DATASET:
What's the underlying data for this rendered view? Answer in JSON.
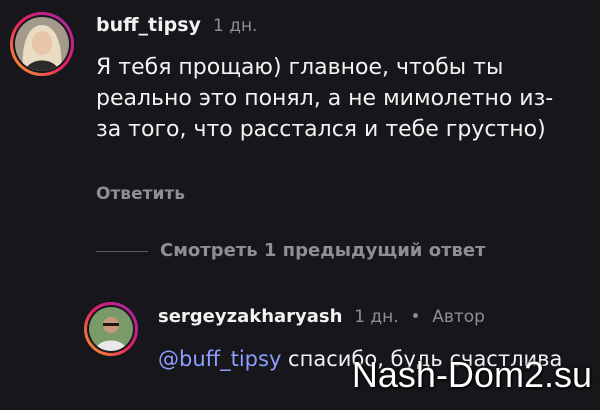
{
  "comment": {
    "username": "buff_tipsy",
    "time": "1 дн.",
    "text": "Я тебя прощаю) главное, чтобы ты реально это понял, а не мимолетно из-за того, что расстался и тебе грустно)",
    "reply_label": "Ответить"
  },
  "view_more_label": "Смотреть 1 предыдущий ответ",
  "reply": {
    "username": "sergeyzakharyash",
    "time": "1 дн.",
    "separator": "•",
    "author_badge": "Автор",
    "mention": "@buff_tipsy",
    "text": " спасибо, будь счастлива"
  },
  "watermark": "Nash-Dom2.su",
  "colors": {
    "background": "#16161b",
    "mention": "#8c9eff",
    "meta": "#8e8e93"
  }
}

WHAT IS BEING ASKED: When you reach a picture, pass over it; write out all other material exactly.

OUTPUT OF THE TASK:
What's the underlying data for this rendered view? Answer in JSON.
{
  "comment": {
    "username": "buff_tipsy",
    "time": "1 дн.",
    "text": "Я тебя прощаю) главное, чтобы ты реально это понял, а не мимолетно из-за того, что расстался и тебе грустно)",
    "reply_label": "Ответить"
  },
  "view_more_label": "Смотреть 1 предыдущий ответ",
  "reply": {
    "username": "sergeyzakharyash",
    "time": "1 дн.",
    "separator": "•",
    "author_badge": "Автор",
    "mention": "@buff_tipsy",
    "text": " спасибо, будь счастлива"
  },
  "watermark": "Nash-Dom2.su",
  "colors": {
    "background": "#16161b",
    "mention": "#8c9eff",
    "meta": "#8e8e93"
  }
}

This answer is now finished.